This is how swollen I was:



What I'm about to show you is frightening and horrific and not suitable for public viewing. So, proceed at your own risk.

This is what the aftermath looked like:







Nice overhang, huh? They call that the "mother's apron," I'm told. Isn't that quaint? Every time they'd check my incision in the hospital they would have to lift up that flap. Humiliating AND painful! As I've lost weight and the swelling has diminished, so has the flap. THANK GOD. I still have a little bit of floppy pouch there, but it's not like I have to tuck it into my pants anymore (oh yes, I did).

Monday, October 22, 2007

Thing 1 and Thing 2

Steven is going to kill me for posting a video where his naked gut is resting on the counter for the majority of the time, but this is too hilarious for me not to share it with all of you. Maybe my dad was right and we should have stopped by the nearest tattoo parlor on the way home from the hospital and had the girls' names permanently etched on their bums.

* Special thanks to Steven for blocking me from the camera. While his belly was propped up on the counter, mine was gently sweeping the floor. I might be down 40 pounds since giving birth, but my saggy stomach skin is like warm salt water taffy. Mmmmmm.

video

Tuesday, October 16, 2007

Pie. It's What's For Dinner.

Steven and I just had pumpkin pie for dinner.

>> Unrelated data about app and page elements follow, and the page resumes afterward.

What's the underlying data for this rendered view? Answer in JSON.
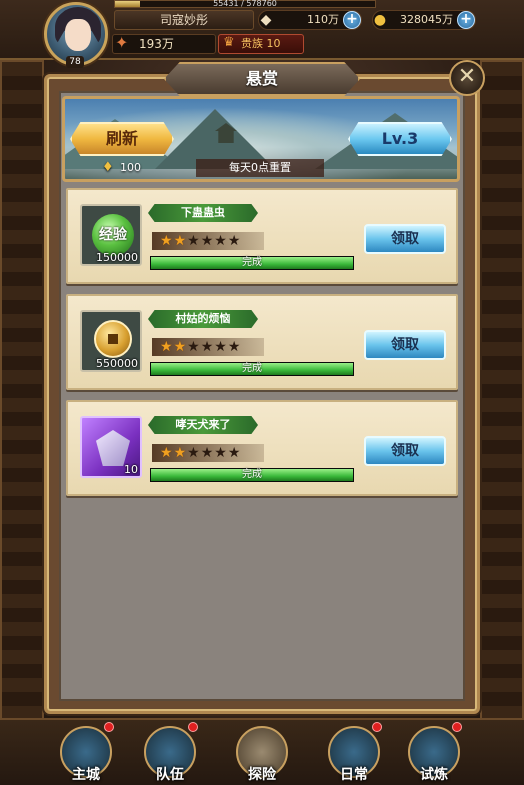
{
  "player": {
    "name": "司寇妙彤",
    "level": "78",
    "exp_text": "55431 / 578760",
    "exp_fraction": 0.096,
    "power": "193万",
    "noble_label": "贵族 10"
  },
  "resources": {
    "silver": "110万",
    "coins": "328045万"
  },
  "modal": {
    "title": "悬赏",
    "close_label": "✕",
    "refresh_label": "刷新",
    "refresh_cost": "100",
    "reset_note": "每天0点重置",
    "level_label": "Lv.3"
  },
  "quests": [
    {
      "title": "下蛊蛊虫",
      "reward_type": "exp-orb",
      "reward_icon_text": "经验",
      "reward_count": "150000",
      "stars_filled": 2,
      "stars_total": 6,
      "progress_fraction": 1.0,
      "progress_label": "完成",
      "claim_label": "领取"
    },
    {
      "title": "村姑的烦恼",
      "reward_type": "coin",
      "reward_icon_text": "",
      "reward_count": "550000",
      "stars_filled": 2,
      "stars_total": 6,
      "progress_fraction": 1.0,
      "progress_label": "完成",
      "claim_label": "领取"
    },
    {
      "title": "哮天犬来了",
      "reward_type": "purple-gem",
      "reward_icon_text": "",
      "reward_count": "10",
      "stars_filled": 2,
      "stars_total": 6,
      "progress_fraction": 1.0,
      "progress_label": "完成",
      "claim_label": "领取"
    }
  ],
  "nav": [
    {
      "label": "主城",
      "icon": "city-icon",
      "badge": true
    },
    {
      "label": "队伍",
      "icon": "team-icon",
      "badge": true
    },
    {
      "label": "探险",
      "icon": "adventure-icon",
      "badge": false
    },
    {
      "label": "日常",
      "icon": "daily-icon",
      "badge": true
    },
    {
      "label": "试炼",
      "icon": "trial-icon",
      "badge": true
    }
  ],
  "colors": {
    "accent_gold": "#c8a060",
    "button_blue": "#6ac4ec",
    "button_orange": "#f0b840",
    "progress_green": "#3ab83a",
    "star_on": "#f0a020"
  }
}
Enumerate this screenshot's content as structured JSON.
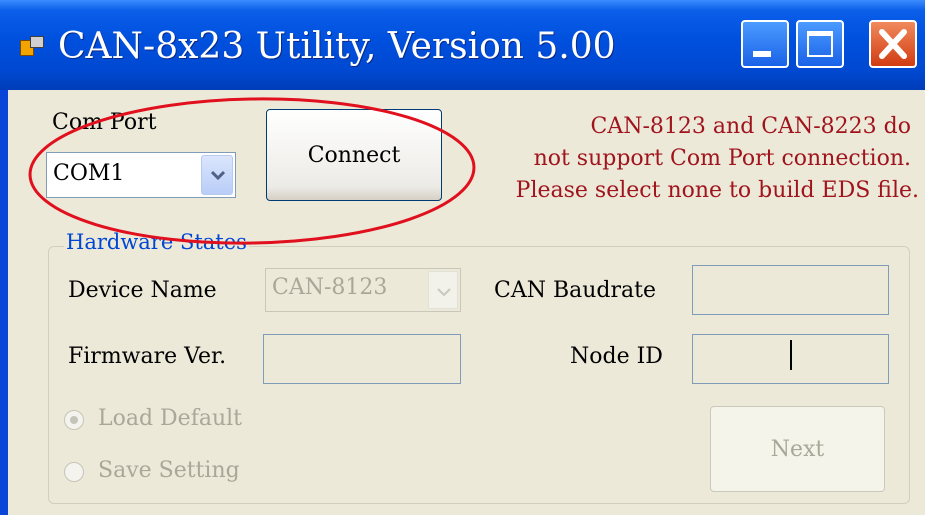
{
  "window": {
    "title": "CAN-8x23 Utility, Version 5.00",
    "icons": {
      "app": "app-icon",
      "minimize": "minimize-icon",
      "maximize": "maximize-icon",
      "close": "close-icon"
    }
  },
  "com_port": {
    "label": "Com Port",
    "selected": "COM1",
    "connect_label": "Connect"
  },
  "notice": {
    "lines": [
      "CAN-8123 and CAN-8223 do",
      "not support Com Port connection.",
      "Please select none to build EDS file."
    ],
    "color": "#a0141e"
  },
  "hardware": {
    "legend": "Hardware States",
    "device_name_label": "Device Name",
    "device_name_value": "CAN-8123",
    "can_baudrate_label": "CAN Baudrate",
    "can_baudrate_value": "",
    "firmware_label": "Firmware Ver.",
    "firmware_value": "",
    "node_id_label": "Node ID",
    "node_id_value": "",
    "load_default_label": "Load Default",
    "save_setting_label": "Save Setting",
    "next_label": "Next"
  },
  "colors": {
    "titlebar": "#0050de",
    "accent": "#0046d5",
    "annotation": "#e0101e"
  }
}
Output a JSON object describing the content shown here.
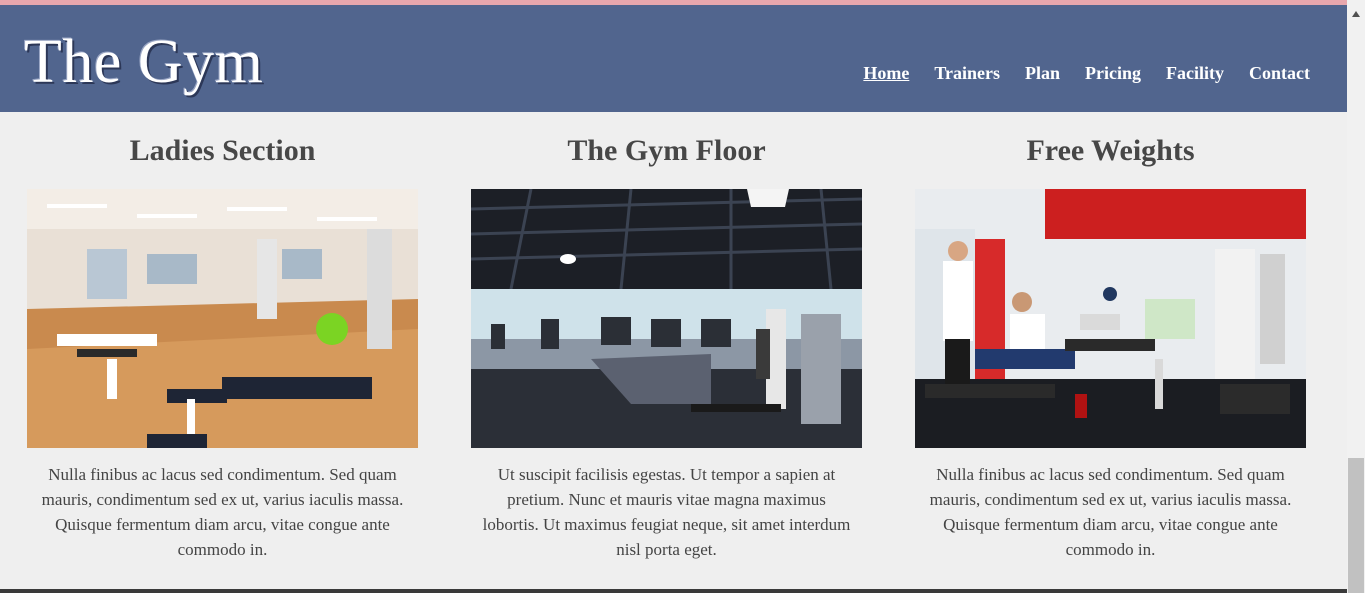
{
  "site": {
    "logo": "The Gym"
  },
  "nav": [
    {
      "label": "Home",
      "active": true
    },
    {
      "label": "Trainers"
    },
    {
      "label": "Plan"
    },
    {
      "label": "Pricing"
    },
    {
      "label": "Facility"
    },
    {
      "label": "Contact"
    }
  ],
  "sections": [
    {
      "title": "Ladies Section",
      "image_alt": "Bright gym room with wooden floor and exercise machines",
      "text": "Nulla finibus ac lacus sed condimentum. Sed quam mauris, condimentum sed ex ut, varius iaculis massa. Quisque fermentum diam arcu, vitae congue ante commodo in."
    },
    {
      "title": "The Gym Floor",
      "image_alt": "Large gym floor with treadmills and weight machines",
      "text": "Ut suscipit facilisis egestas. Ut tempor a sapien at pretium. Nunc et mauris vitae magna maximus lobortis. Ut maximus feugiat neque, sit amet interdum nisl porta eget."
    },
    {
      "title": "Free Weights",
      "image_alt": "People training with free weights on benches",
      "text": "Nulla finibus ac lacus sed condimentum. Sed quam mauris, condimentum sed ex ut, varius iaculis massa. Quisque fermentum diam arcu, vitae congue ante commodo in."
    }
  ],
  "colors": {
    "header": "#51658e",
    "accent_strip": "#e8a7ad",
    "background": "#efefef"
  }
}
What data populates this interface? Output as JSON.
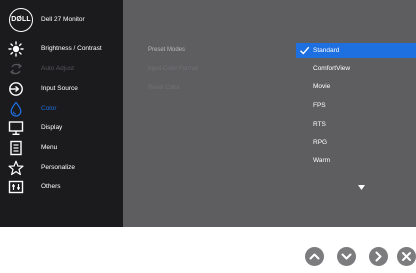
{
  "brand": {
    "logo_text": "DØLL",
    "monitor_name": "Dell 27 Monitor"
  },
  "menu": {
    "items": [
      {
        "label": "Brightness / Contrast",
        "icon": "brightness-icon",
        "state": "normal"
      },
      {
        "label": "Auto Adjust",
        "icon": "auto-adjust-icon",
        "state": "disabled"
      },
      {
        "label": "Input Source",
        "icon": "input-source-icon",
        "state": "normal"
      },
      {
        "label": "Color",
        "icon": "color-drop-icon",
        "state": "selected"
      },
      {
        "label": "Display",
        "icon": "display-icon",
        "state": "normal"
      },
      {
        "label": "Menu",
        "icon": "menu-list-icon",
        "state": "normal"
      },
      {
        "label": "Personalize",
        "icon": "star-icon",
        "state": "normal"
      },
      {
        "label": "Others",
        "icon": "others-icon",
        "state": "normal"
      }
    ]
  },
  "submenu": {
    "items": [
      {
        "label": "Preset Modes",
        "state": "active"
      },
      {
        "label": "Input Color Format",
        "state": "dim"
      },
      {
        "label": "Reset Color",
        "state": "dim"
      }
    ]
  },
  "options": {
    "selected": "Standard",
    "items": [
      "Standard",
      "ComfortView",
      "Movie",
      "FPS",
      "RTS",
      "RPG",
      "Warm"
    ],
    "more_indicator": "chevron-down-icon"
  },
  "buttons": [
    "up-button",
    "down-button",
    "right-button",
    "close-button"
  ],
  "colors": {
    "accent": "#1e6fe0",
    "sidebar": "#1b1b1d",
    "panel": "#5e5e60",
    "button": "#7c7c7f"
  }
}
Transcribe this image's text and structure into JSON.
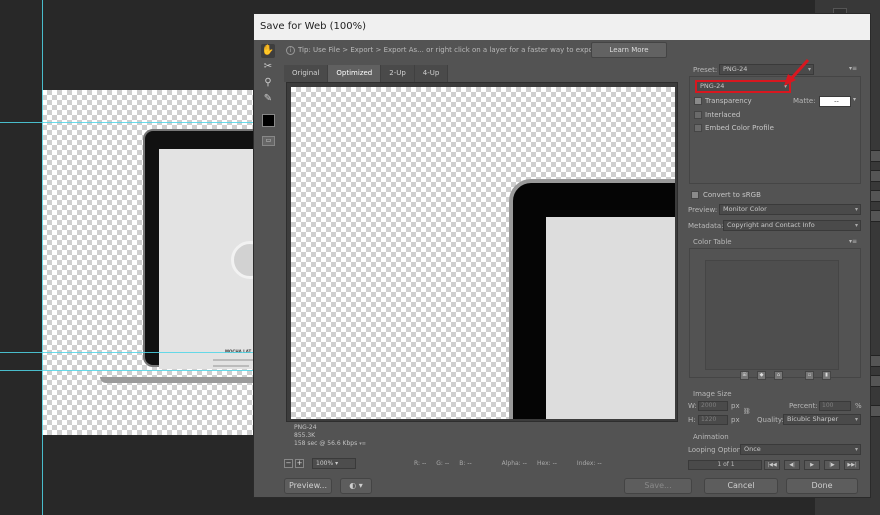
{
  "dialog": {
    "title": "Save for Web (100%)",
    "tip_text": "Tip: Use File > Export > Export As...  or right click on a layer for a faster way to export assets",
    "learn_more_label": "Learn More"
  },
  "tabs": [
    {
      "label": "Original",
      "active": false
    },
    {
      "label": "Optimized",
      "active": true
    },
    {
      "label": "2-Up",
      "active": false
    },
    {
      "label": "4-Up",
      "active": false
    }
  ],
  "tools": [
    "hand-icon",
    "slice-select-icon",
    "zoom-icon",
    "eyedropper-icon",
    "eyedropper-color-swatch",
    "toggle-slices-icon"
  ],
  "preview_info": {
    "format": "PNG-24",
    "size": "855.3K",
    "time": "158 sec @ 56.6 Kbps"
  },
  "statusbar": {
    "zoom": "100%",
    "r_label": "R:",
    "r_value": "--",
    "g_label": "G:",
    "g_value": "--",
    "b_label": "B:",
    "b_value": "--",
    "alpha_label": "Alpha:",
    "alpha_value": "--",
    "hex_label": "Hex:",
    "hex_value": "--",
    "index_label": "Index:",
    "index_value": "--"
  },
  "buttons": {
    "preview": "Preview...",
    "save": "Save...",
    "cancel": "Cancel",
    "done": "Done"
  },
  "settings": {
    "preset_label": "Preset:",
    "preset_value": "PNG-24",
    "format_value": "PNG-24",
    "transparency_label": "Transparency",
    "matte_label": "Matte:",
    "matte_value": "--",
    "interlaced_label": "Interlaced",
    "embed_profile_label": "Embed Color Profile",
    "convert_srgb_label": "Convert to sRGB",
    "preview_label": "Preview:",
    "preview_value": "Monitor Color",
    "metadata_label": "Metadata:",
    "metadata_value": "Copyright and Contact Info",
    "color_table_label": "Color Table",
    "image_size_label": "Image Size",
    "w_label": "W:",
    "w_value": "2000",
    "w_unit": "px",
    "h_label": "H:",
    "h_value": "1220",
    "h_unit": "px",
    "percent_label": "Percent:",
    "percent_value": "100",
    "percent_unit": "%",
    "quality_label": "Quality:",
    "quality_value": "Bicubic Sharper",
    "animation_label": "Animation",
    "looping_label": "Looping Options:",
    "looping_value": "Once",
    "frame_counter": "1 of 1"
  },
  "background": {
    "heading": "MOCHA LAT"
  },
  "colors": {
    "dialog_bg": "#535353",
    "highlight": "#d8171f",
    "guide": "#4fd6e8"
  }
}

It was a mutual decision based upon the fact that we are so very tired. Not just tired . . . zombie tired. And we have officially depleted the stockpile of food we acquired before the twins were born. So it was either pie or we'd have to crack open the dusty can of kidney beans that's been sitting in the back of the cupboard since early 2005.

Department of Social Services, if you're reading this, no we did not feed pie to Logan for dinner. He dined upon last night's (the night before we ran out of food) leftovers. And what might that gourmet delicacy have been? A lovely concoction consisting of ground beef, various condiments and spices, and frozen vegetables. If you ran out of dog food and you couldn't get to the store, this is what you'd make for your dog to eat. Okay, maybe not quite. I mean, it was lean ground beef after all and that's the expensive stuff!

So, we fed Logan his dog chow, put him to bed, and had yummy pumpkin pie for dinner. Oh, the joy of being an adult. But Steven put pumpkin ice cream on top of his pie. This bothers me more than it should - let's blame it on sleep deprivation and vicodin. Putting pumpkin ice cream on your pumpkin pie is just wrong. It's too much pumpkin. Too much orange. It's like that one woman at work who has to match head to toe from her lime green earrings to her lime green ballerina flats. It's like this:


Wednesday, October 10, 2007

Introducing . . .


I hadn't pooped in eleven days. ELEVEN DAYS. So, maybe I didn't have to push Emma and Molly out, but I sure as hell gave birth to that damn poop. Without an epidural.

Monday, October 8, 2007

Logan's Celebrity Look-Alikes

No Sleep

I'm not exactly sure why hospitals refuse to let you sleep after you've had a baby (or two). I think they must get a kick out of giving you pain meds that make you sleepy and then coming in every 2 hours to jump up and down on your c-section incision. Or, as was my case, the opposite order. Yes.

video

Monday, October 1, 2007

Introducing . . .

Molly Susan, 5 lbs. 15 oz., 18 1/4 in. at 9:53 AM
and
Emma Barbara, 6 lbs. 2 oz., 18 1/2 in. at 9:54 AM